Federal Agents Question Jenks Man After Laser Pointed Into Cockpit

Friday, March 21st 2014, 11:04 pm
By: News On 6

Federal Agents are questioning a man after pilots reported lasers being pointed into their cockpits. It happened near the Jones Riverside Airport; agents picked up the suspect near Jenks.

You could face serious federal charges if you point one of a laser pointer at planes in the sky, but it happened again. Police officers used their helicopter as bait to attract the high beam of light.

Tulsa Police Helicopter Pilots are essential to keeping officers safe on the ground. They fly missions in the middle of the night, providing a view you can only get from above.

"We just want them to know, it's not a joke to do it," said Michael Richert with the Tulsa Police.

In the past two months, Federal Agents have been investigating people shooting laser pointers into cockpits.

3/7/2014 Tulsa Man Indicted For Pointing Laser Pointer At TPD Helicopter

"It illuminates the aircraft. It makes everything brighter. It kind of glares, so you can imagine an aircraft, especially on final approach to an airport," Richert said.

TPD Pilots responded Thursday night after getting reports of a MedEvac helicopter pilot blinded by a green light. The helicopter took off from the Jones Riverside Airport, and officers weren't in the air long before being beamed themselves.

"About 5 minutes into orbiting we were struck on the belly of our aircraft and began orbiting around the area we were struck. We were eventually able to get it on camera," Richert said.

The blinding light has local pilots, like John Hulbert, worried, especially when it happens so close to an airport.

"I don't want to be surprised by somebody shooting something like that through my windshield when I'm coming in on approach," Hulbert said.

He said when it's dark out a pilot's eyes are already strained, looking for visual cues, like airport lights and landmarks.

"You just want to turn away from it," Hulbert said.

The crime is on the rise and police are going out of their way to catch people shooting lasers in the sky.

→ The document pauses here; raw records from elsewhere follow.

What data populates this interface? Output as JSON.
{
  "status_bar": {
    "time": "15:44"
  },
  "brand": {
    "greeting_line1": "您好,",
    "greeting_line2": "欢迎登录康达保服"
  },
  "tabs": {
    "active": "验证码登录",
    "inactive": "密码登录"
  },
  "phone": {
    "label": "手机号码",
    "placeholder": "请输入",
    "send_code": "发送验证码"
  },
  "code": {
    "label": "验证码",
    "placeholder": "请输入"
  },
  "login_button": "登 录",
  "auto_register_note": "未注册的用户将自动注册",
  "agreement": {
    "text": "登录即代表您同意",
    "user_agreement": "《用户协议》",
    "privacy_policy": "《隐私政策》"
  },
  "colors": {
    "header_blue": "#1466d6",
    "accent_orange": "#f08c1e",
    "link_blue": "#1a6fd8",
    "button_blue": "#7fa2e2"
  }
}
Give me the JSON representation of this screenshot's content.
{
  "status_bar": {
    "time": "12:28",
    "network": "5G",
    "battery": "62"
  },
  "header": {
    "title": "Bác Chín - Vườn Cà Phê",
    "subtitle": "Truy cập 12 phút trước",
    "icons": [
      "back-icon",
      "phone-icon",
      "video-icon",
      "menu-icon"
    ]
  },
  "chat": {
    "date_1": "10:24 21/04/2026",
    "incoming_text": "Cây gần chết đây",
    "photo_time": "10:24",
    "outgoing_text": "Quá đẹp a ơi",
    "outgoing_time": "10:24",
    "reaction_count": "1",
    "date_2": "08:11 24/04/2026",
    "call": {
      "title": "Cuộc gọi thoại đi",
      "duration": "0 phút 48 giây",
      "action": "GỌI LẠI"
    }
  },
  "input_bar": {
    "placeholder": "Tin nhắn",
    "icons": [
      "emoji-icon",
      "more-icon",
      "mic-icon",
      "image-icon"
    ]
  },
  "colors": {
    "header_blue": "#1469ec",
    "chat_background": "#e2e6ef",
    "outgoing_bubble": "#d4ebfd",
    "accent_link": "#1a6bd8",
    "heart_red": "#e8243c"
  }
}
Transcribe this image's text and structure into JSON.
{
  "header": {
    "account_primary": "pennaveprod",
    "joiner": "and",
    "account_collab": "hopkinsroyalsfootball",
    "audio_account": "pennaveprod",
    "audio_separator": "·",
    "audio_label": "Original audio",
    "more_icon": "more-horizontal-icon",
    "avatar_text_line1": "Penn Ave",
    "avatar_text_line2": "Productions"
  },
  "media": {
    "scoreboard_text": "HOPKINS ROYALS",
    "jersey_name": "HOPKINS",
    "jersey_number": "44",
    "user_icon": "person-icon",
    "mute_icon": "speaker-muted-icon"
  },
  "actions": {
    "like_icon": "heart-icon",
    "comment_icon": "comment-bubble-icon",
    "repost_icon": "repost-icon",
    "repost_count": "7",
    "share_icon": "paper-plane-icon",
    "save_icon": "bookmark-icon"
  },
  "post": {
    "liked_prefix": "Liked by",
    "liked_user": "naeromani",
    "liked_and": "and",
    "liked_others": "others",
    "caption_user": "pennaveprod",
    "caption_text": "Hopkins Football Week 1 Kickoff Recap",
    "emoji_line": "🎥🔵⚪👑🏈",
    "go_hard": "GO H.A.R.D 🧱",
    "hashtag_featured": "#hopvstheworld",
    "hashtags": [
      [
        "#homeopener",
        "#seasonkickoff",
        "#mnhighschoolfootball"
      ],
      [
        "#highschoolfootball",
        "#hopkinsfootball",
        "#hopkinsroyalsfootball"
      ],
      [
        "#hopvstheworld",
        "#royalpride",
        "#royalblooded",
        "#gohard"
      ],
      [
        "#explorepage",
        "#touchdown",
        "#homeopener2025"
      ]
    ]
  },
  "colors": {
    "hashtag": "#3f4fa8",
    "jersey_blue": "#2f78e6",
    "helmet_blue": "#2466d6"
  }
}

The Federal Aviation Administration fines for pointing a laser at an aircraft are around $11,000. A Tulsa man was indicted a few weeks ago for pointing a laser at the same police helicopter.